:: THE DATA

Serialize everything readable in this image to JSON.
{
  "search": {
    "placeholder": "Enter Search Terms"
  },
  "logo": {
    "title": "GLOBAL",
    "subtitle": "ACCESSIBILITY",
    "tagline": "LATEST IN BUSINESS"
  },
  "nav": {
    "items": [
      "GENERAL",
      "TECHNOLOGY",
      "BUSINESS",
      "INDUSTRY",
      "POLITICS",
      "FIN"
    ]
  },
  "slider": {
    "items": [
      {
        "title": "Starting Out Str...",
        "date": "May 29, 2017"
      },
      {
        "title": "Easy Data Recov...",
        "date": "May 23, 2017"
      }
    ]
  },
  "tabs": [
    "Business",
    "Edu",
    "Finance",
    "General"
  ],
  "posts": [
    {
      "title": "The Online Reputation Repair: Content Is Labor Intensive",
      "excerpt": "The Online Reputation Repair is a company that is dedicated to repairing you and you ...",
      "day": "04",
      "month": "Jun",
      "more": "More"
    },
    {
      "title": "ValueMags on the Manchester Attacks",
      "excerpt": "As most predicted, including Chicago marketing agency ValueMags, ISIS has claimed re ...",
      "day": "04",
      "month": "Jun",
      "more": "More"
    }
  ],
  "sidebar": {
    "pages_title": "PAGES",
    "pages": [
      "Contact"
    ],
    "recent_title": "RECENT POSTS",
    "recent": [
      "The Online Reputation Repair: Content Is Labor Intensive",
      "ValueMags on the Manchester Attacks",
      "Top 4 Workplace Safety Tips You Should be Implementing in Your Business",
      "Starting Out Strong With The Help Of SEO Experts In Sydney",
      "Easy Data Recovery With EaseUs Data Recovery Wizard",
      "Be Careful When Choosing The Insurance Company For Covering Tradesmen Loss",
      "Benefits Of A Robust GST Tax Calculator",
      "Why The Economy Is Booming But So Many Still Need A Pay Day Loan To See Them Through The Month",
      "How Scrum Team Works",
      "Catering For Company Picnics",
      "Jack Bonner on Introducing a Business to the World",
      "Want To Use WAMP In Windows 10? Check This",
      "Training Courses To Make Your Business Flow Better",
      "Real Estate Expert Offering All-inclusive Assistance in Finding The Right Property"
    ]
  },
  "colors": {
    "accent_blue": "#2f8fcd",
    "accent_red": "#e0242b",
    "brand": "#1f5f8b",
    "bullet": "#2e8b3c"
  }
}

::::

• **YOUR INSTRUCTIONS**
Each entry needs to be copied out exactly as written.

• **RESULT**
Serialize everything readable in this image to JSON.
{
  "search": {
    "placeholder": "Enter Search Terms"
  },
  "logo": {
    "title": "GLOBAL",
    "subtitle": "ACCESSIBILITY",
    "tagline": "LATEST IN BUSINESS"
  },
  "nav": {
    "items": [
      "GENERAL",
      "TECHNOLOGY",
      "BUSINESS",
      "INDUSTRY",
      "POLITICS",
      "FIN"
    ]
  },
  "slider": {
    "items": [
      {
        "title": "Starting Out Str...",
        "date": "May 29, 2017"
      },
      {
        "title": "Easy Data Recov...",
        "date": "May 23, 2017"
      }
    ]
  },
  "tabs": [
    "Business",
    "Edu",
    "Finance",
    "General"
  ],
  "posts": [
    {
      "title": "The Online Reputation Repair: Content Is Labor Intensive",
      "excerpt": "The Online Reputation Repair is a company that is dedicated to repairing you and you ...",
      "day": "04",
      "month": "Jun",
      "more": "More"
    },
    {
      "title": "ValueMags on the Manchester Attacks",
      "excerpt": "As most predicted, including Chicago marketing agency ValueMags, ISIS has claimed re ...",
      "day": "04",
      "month": "Jun",
      "more": "More"
    }
  ],
  "sidebar": {
    "pages_title": "PAGES",
    "pages": [
      "Contact"
    ],
    "recent_title": "RECENT POSTS",
    "recent": [
      "The Online Reputation Repair: Content Is Labor Intensive",
      "ValueMags on the Manchester Attacks",
      "Top 4 Workplace Safety Tips You Should be Implementing in Your Business",
      "Starting Out Strong With The Help Of SEO Experts In Sydney",
      "Easy Data Recovery With EaseUs Data Recovery Wizard",
      "Be Careful When Choosing The Insurance Company For Covering Tradesmen Loss",
      "Benefits Of A Robust GST Tax Calculator",
      "Why The Economy Is Booming But So Many Still Need A Pay Day Loan To See Them Through The Month",
      "How Scrum Team Works",
      "Catering For Company Picnics",
      "Jack Bonner on Introducing a Business to the World",
      "Want To Use WAMP In Windows 10? Check This",
      "Training Courses To Make Your Business Flow Better",
      "Real Estate Expert Offering All-inclusive Assistance in Finding The Right Property"
    ]
  },
  "colors": {
    "accent_blue": "#2f8fcd",
    "accent_red": "#e0242b",
    "brand": "#1f5f8b",
    "bullet": "#2e8b3c"
  }
}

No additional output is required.